When a publisher has a summary written to reccomend a book. It is imprinted in the publications dust coat or perhaps in an ad.
employed by U.S. scholar Brander Matthews (1852-1929) in 1906 in "United states personality;" popularized 1907 by U.S. humorist Frank Gelett Burgess (1866-1951). Originally mocking extortionate compliments imprinted on book jackets. Gelett Burgess, whose recent small guide, "have you been a Bromide?" is referred to above, then entertained the friends with characteristic flashes of Burgessian humor. Referring to your message "blurb" regarding wrapper of their guide he stated: "To 'blurb' is to make an audio like a publisher. The blurb had been devised by Frank A. Munsey when he blogged regarding the front of their mag in red-ink 'we think about this wide range of Munsey's the hottest cake that ever before arrived of my bakery.' ... A blurb is a check attracted on Fame, and it is seldom recognized.["] ["Publishers' Weekly," might 18, 1907]
writer's summary and recommendation of a novel, printed often in the front flap associated with the guide's dust coat, or in an advertisement or catalog.
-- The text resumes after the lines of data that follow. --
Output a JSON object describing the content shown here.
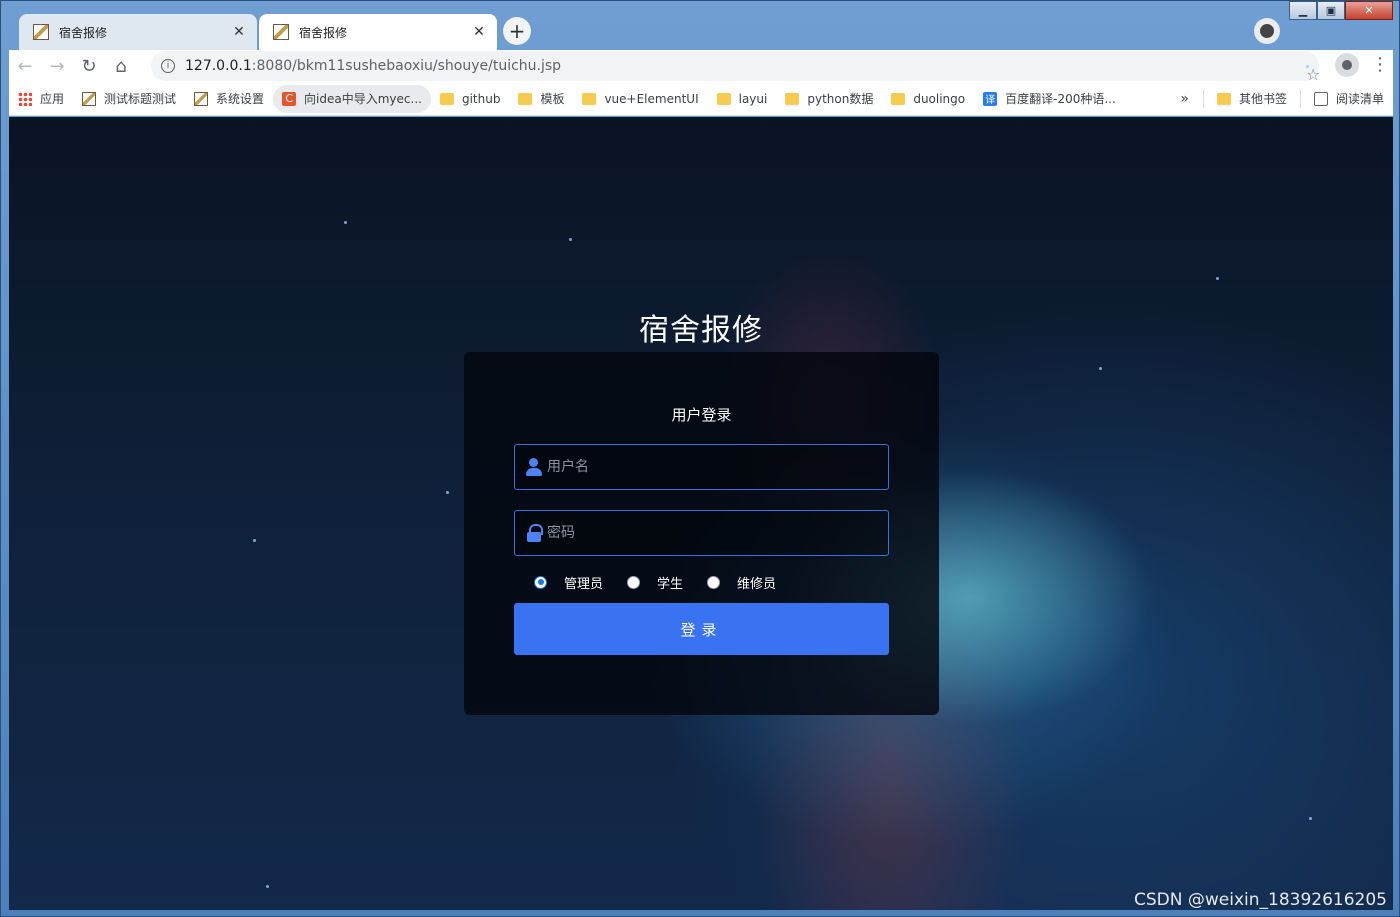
{
  "browser": {
    "tabs": [
      {
        "title": "宿舍报修",
        "close": "✕"
      },
      {
        "title": "宿舍报修",
        "close": "✕"
      }
    ],
    "new_tab": "+",
    "url": {
      "host": "127.0.0.1",
      "path": ":8080/bkm11sushebaoxiu/shouye/tuichu.jsp"
    },
    "window_controls": {
      "minimize": "▁",
      "maximize": "▣",
      "close": "✕"
    }
  },
  "bookmarks": {
    "items": [
      {
        "label": "应用",
        "icon": "apps-icon"
      },
      {
        "label": "测试标题测试",
        "icon": "page-icon"
      },
      {
        "label": "系统设置",
        "icon": "page-icon"
      },
      {
        "label": "向idea中导入myec...",
        "icon": "csdn-icon"
      },
      {
        "label": "github",
        "icon": "folder-icon"
      },
      {
        "label": "模板",
        "icon": "folder-icon"
      },
      {
        "label": "vue+ElementUI",
        "icon": "folder-icon"
      },
      {
        "label": "layui",
        "icon": "folder-icon"
      },
      {
        "label": "python数据",
        "icon": "folder-icon"
      },
      {
        "label": "duolingo",
        "icon": "folder-icon"
      },
      {
        "label": "百度翻译-200种语...",
        "icon": "translate-icon"
      }
    ],
    "overflow": "»",
    "other": "其他书签",
    "reading_list": "阅读清单"
  },
  "page": {
    "title": "宿舍报修",
    "card_title": "用户登录",
    "username_placeholder": "用户名",
    "password_placeholder": "密码",
    "roles": [
      {
        "label": "管理员",
        "checked": true
      },
      {
        "label": "学生",
        "checked": false
      },
      {
        "label": "维修员",
        "checked": false
      }
    ],
    "login_button": "登录",
    "watermark": "CSDN @weixin_18392616205"
  },
  "colors": {
    "accent": "#3a73f2",
    "input_border": "#3b6fe0",
    "card_bg": "#02060e"
  }
}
a promotional declaration (as located on the dirt coats of publications)